### RECORDS TO USE:

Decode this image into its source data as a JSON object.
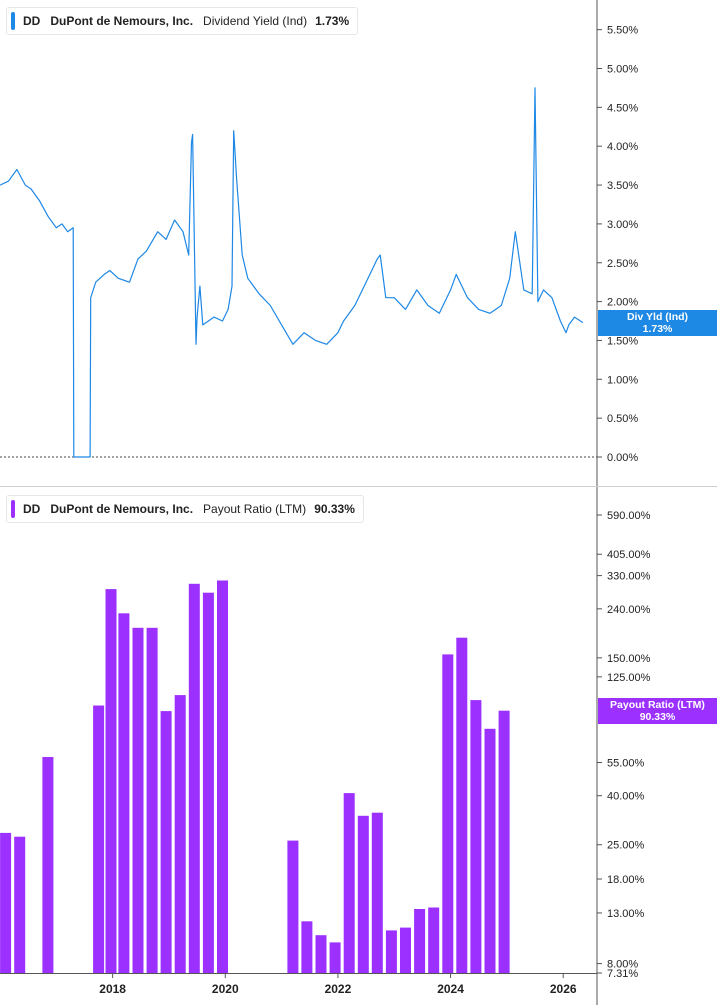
{
  "legend_top": {
    "ticker": "DD",
    "company": "DuPont de Nemours, Inc.",
    "metric": "Dividend Yield (Ind)",
    "value": "1.73%",
    "color": "#1e88e5"
  },
  "legend_bottom": {
    "ticker": "DD",
    "company": "DuPont de Nemours, Inc.",
    "metric": "Payout Ratio (LTM)",
    "value": "90.33%",
    "color": "#9b30ff"
  },
  "badge_top": {
    "label": "Div Yld (Ind)",
    "value": "1.73%"
  },
  "badge_bottom": {
    "label": "Payout Ratio (LTM)",
    "value": "90.33%"
  },
  "chart_data": [
    {
      "type": "line",
      "series": [
        {
          "name": "Dividend Yield (Ind)",
          "color": "#1e88e5"
        }
      ],
      "x_range": [
        2016.0,
        2026.6
      ],
      "ylim": [
        -0.0,
        6.0
      ],
      "yticks": [
        "5.50%",
        "5.00%",
        "4.50%",
        "4.00%",
        "3.50%",
        "3.00%",
        "2.50%",
        "2.00%",
        "1.50%",
        "1.00%",
        "0.50%",
        "0.00%"
      ],
      "ytick_values": [
        5.5,
        5.0,
        4.5,
        4.0,
        3.5,
        3.0,
        2.5,
        2.0,
        1.5,
        1.0,
        0.5,
        0.0
      ],
      "x": [
        2016.0,
        2016.15,
        2016.3,
        2016.45,
        2016.55,
        2016.7,
        2016.85,
        2017.0,
        2017.1,
        2017.2,
        2017.3,
        2017.31,
        2017.6,
        2017.61,
        2017.7,
        2017.85,
        2017.95,
        2018.1,
        2018.3,
        2018.45,
        2018.6,
        2018.8,
        2018.95,
        2019.1,
        2019.25,
        2019.35,
        2019.4,
        2019.42,
        2019.48,
        2019.5,
        2019.55,
        2019.6,
        2019.8,
        2019.95,
        2020.05,
        2020.12,
        2020.15,
        2020.2,
        2020.3,
        2020.4,
        2020.6,
        2020.8,
        2021.0,
        2021.2,
        2021.4,
        2021.6,
        2021.8,
        2022.0,
        2022.1,
        2022.3,
        2022.5,
        2022.7,
        2022.75,
        2022.85,
        2023.0,
        2023.2,
        2023.4,
        2023.6,
        2023.8,
        2024.0,
        2024.1,
        2024.3,
        2024.5,
        2024.7,
        2024.9,
        2025.05,
        2025.15,
        2025.3,
        2025.45,
        2025.5,
        2025.55,
        2025.65,
        2025.8,
        2025.95,
        2026.05,
        2026.1,
        2026.2,
        2026.35
      ],
      "y": [
        3.5,
        3.55,
        3.7,
        3.5,
        3.45,
        3.3,
        3.1,
        2.95,
        3.0,
        2.9,
        2.95,
        0.0,
        0.0,
        2.05,
        2.25,
        2.35,
        2.4,
        2.3,
        2.25,
        2.55,
        2.65,
        2.9,
        2.8,
        3.05,
        2.9,
        2.6,
        4.05,
        4.15,
        1.45,
        1.8,
        2.2,
        1.7,
        1.8,
        1.75,
        1.9,
        2.2,
        4.2,
        3.6,
        2.6,
        2.3,
        2.1,
        1.95,
        1.7,
        1.45,
        1.6,
        1.5,
        1.45,
        1.6,
        1.75,
        1.95,
        2.25,
        2.55,
        2.6,
        2.05,
        2.05,
        1.9,
        2.15,
        1.95,
        1.85,
        2.15,
        2.35,
        2.05,
        1.9,
        1.85,
        1.95,
        2.3,
        2.9,
        2.15,
        2.1,
        4.75,
        2.0,
        2.15,
        2.05,
        1.75,
        1.6,
        1.7,
        1.8,
        1.73
      ]
    },
    {
      "type": "bar",
      "series": [
        {
          "name": "Payout Ratio (LTM)",
          "color": "#9b30ff"
        }
      ],
      "x_range": [
        2016.0,
        2026.6
      ],
      "yscale": "log",
      "ylim": [
        7.31,
        800
      ],
      "yticks": [
        "590.00%",
        "405.00%",
        "330.00%",
        "240.00%",
        "150.00%",
        "125.00%",
        "55.00%",
        "40.00%",
        "25.00%",
        "18.00%",
        "13.00%",
        "8.00%",
        "7.31%"
      ],
      "ytick_values": [
        590,
        405,
        330,
        240,
        150,
        125,
        55,
        40,
        25,
        18,
        13,
        8,
        7.31
      ],
      "x": [
        2015.9,
        2016.1,
        2016.35,
        2016.85,
        2017.75,
        2017.97,
        2018.2,
        2018.45,
        2018.7,
        2018.95,
        2019.2,
        2019.45,
        2019.7,
        2019.95,
        2021.2,
        2021.45,
        2021.7,
        2021.95,
        2022.2,
        2022.45,
        2022.7,
        2022.95,
        2023.2,
        2023.45,
        2023.7,
        2023.95,
        2024.2,
        2024.45,
        2024.7,
        2024.95
      ],
      "values": [
        35,
        28,
        27,
        58,
        95,
        290,
        230,
        200,
        200,
        90,
        105,
        305,
        280,
        315,
        26,
        12,
        10.5,
        9.8,
        41,
        33,
        34,
        11,
        11.3,
        13.5,
        13.7,
        155,
        182,
        100,
        76,
        90.33
      ]
    }
  ],
  "x_labels": {
    "ticks": [
      "2018",
      "2020",
      "2022",
      "2024",
      "2026"
    ],
    "values": [
      2018,
      2020,
      2022,
      2024,
      2026
    ]
  },
  "colors": {
    "axis": "#555555",
    "tick_label": "#222222",
    "zero_line": "#444444",
    "panel_divider": "#cfcfcf"
  }
}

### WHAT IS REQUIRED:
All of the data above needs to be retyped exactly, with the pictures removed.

### RESPONSE TO THIS EXERCISE:
Decode this image into its source data as a JSON object.
{
  "legend_top": {
    "ticker": "DD",
    "company": "DuPont de Nemours, Inc.",
    "metric": "Dividend Yield (Ind)",
    "value": "1.73%",
    "color": "#1e88e5"
  },
  "legend_bottom": {
    "ticker": "DD",
    "company": "DuPont de Nemours, Inc.",
    "metric": "Payout Ratio (LTM)",
    "value": "90.33%",
    "color": "#9b30ff"
  },
  "badge_top": {
    "label": "Div Yld (Ind)",
    "value": "1.73%"
  },
  "badge_bottom": {
    "label": "Payout Ratio (LTM)",
    "value": "90.33%"
  },
  "chart_data": [
    {
      "type": "line",
      "series": [
        {
          "name": "Dividend Yield (Ind)",
          "color": "#1e88e5"
        }
      ],
      "x_range": [
        2016.0,
        2026.6
      ],
      "ylim": [
        -0.0,
        6.0
      ],
      "yticks": [
        "5.50%",
        "5.00%",
        "4.50%",
        "4.00%",
        "3.50%",
        "3.00%",
        "2.50%",
        "2.00%",
        "1.50%",
        "1.00%",
        "0.50%",
        "0.00%"
      ],
      "ytick_values": [
        5.5,
        5.0,
        4.5,
        4.0,
        3.5,
        3.0,
        2.5,
        2.0,
        1.5,
        1.0,
        0.5,
        0.0
      ],
      "x": [
        2016.0,
        2016.15,
        2016.3,
        2016.45,
        2016.55,
        2016.7,
        2016.85,
        2017.0,
        2017.1,
        2017.2,
        2017.3,
        2017.31,
        2017.6,
        2017.61,
        2017.7,
        2017.85,
        2017.95,
        2018.1,
        2018.3,
        2018.45,
        2018.6,
        2018.8,
        2018.95,
        2019.1,
        2019.25,
        2019.35,
        2019.4,
        2019.42,
        2019.48,
        2019.5,
        2019.55,
        2019.6,
        2019.8,
        2019.95,
        2020.05,
        2020.12,
        2020.15,
        2020.2,
        2020.3,
        2020.4,
        2020.6,
        2020.8,
        2021.0,
        2021.2,
        2021.4,
        2021.6,
        2021.8,
        2022.0,
        2022.1,
        2022.3,
        2022.5,
        2022.7,
        2022.75,
        2022.85,
        2023.0,
        2023.2,
        2023.4,
        2023.6,
        2023.8,
        2024.0,
        2024.1,
        2024.3,
        2024.5,
        2024.7,
        2024.9,
        2025.05,
        2025.15,
        2025.3,
        2025.45,
        2025.5,
        2025.55,
        2025.65,
        2025.8,
        2025.95,
        2026.05,
        2026.1,
        2026.2,
        2026.35
      ],
      "y": [
        3.5,
        3.55,
        3.7,
        3.5,
        3.45,
        3.3,
        3.1,
        2.95,
        3.0,
        2.9,
        2.95,
        0.0,
        0.0,
        2.05,
        2.25,
        2.35,
        2.4,
        2.3,
        2.25,
        2.55,
        2.65,
        2.9,
        2.8,
        3.05,
        2.9,
        2.6,
        4.05,
        4.15,
        1.45,
        1.8,
        2.2,
        1.7,
        1.8,
        1.75,
        1.9,
        2.2,
        4.2,
        3.6,
        2.6,
        2.3,
        2.1,
        1.95,
        1.7,
        1.45,
        1.6,
        1.5,
        1.45,
        1.6,
        1.75,
        1.95,
        2.25,
        2.55,
        2.6,
        2.05,
        2.05,
        1.9,
        2.15,
        1.95,
        1.85,
        2.15,
        2.35,
        2.05,
        1.9,
        1.85,
        1.95,
        2.3,
        2.9,
        2.15,
        2.1,
        4.75,
        2.0,
        2.15,
        2.05,
        1.75,
        1.6,
        1.7,
        1.8,
        1.73
      ]
    },
    {
      "type": "bar",
      "series": [
        {
          "name": "Payout Ratio (LTM)",
          "color": "#9b30ff"
        }
      ],
      "x_range": [
        2016.0,
        2026.6
      ],
      "yscale": "log",
      "ylim": [
        7.31,
        800
      ],
      "yticks": [
        "590.00%",
        "405.00%",
        "330.00%",
        "240.00%",
        "150.00%",
        "125.00%",
        "55.00%",
        "40.00%",
        "25.00%",
        "18.00%",
        "13.00%",
        "8.00%",
        "7.31%"
      ],
      "ytick_values": [
        590,
        405,
        330,
        240,
        150,
        125,
        55,
        40,
        25,
        18,
        13,
        8,
        7.31
      ],
      "x": [
        2015.9,
        2016.1,
        2016.35,
        2016.85,
        2017.75,
        2017.97,
        2018.2,
        2018.45,
        2018.7,
        2018.95,
        2019.2,
        2019.45,
        2019.7,
        2019.95,
        2021.2,
        2021.45,
        2021.7,
        2021.95,
        2022.2,
        2022.45,
        2022.7,
        2022.95,
        2023.2,
        2023.45,
        2023.7,
        2023.95,
        2024.2,
        2024.45,
        2024.7,
        2024.95
      ],
      "values": [
        35,
        28,
        27,
        58,
        95,
        290,
        230,
        200,
        200,
        90,
        105,
        305,
        280,
        315,
        26,
        12,
        10.5,
        9.8,
        41,
        33,
        34,
        11,
        11.3,
        13.5,
        13.7,
        155,
        182,
        100,
        76,
        90.33
      ]
    }
  ],
  "x_labels": {
    "ticks": [
      "2018",
      "2020",
      "2022",
      "2024",
      "2026"
    ],
    "values": [
      2018,
      2020,
      2022,
      2024,
      2026
    ]
  },
  "colors": {
    "axis": "#555555",
    "tick_label": "#222222",
    "zero_line": "#444444",
    "panel_divider": "#cfcfcf"
  }
}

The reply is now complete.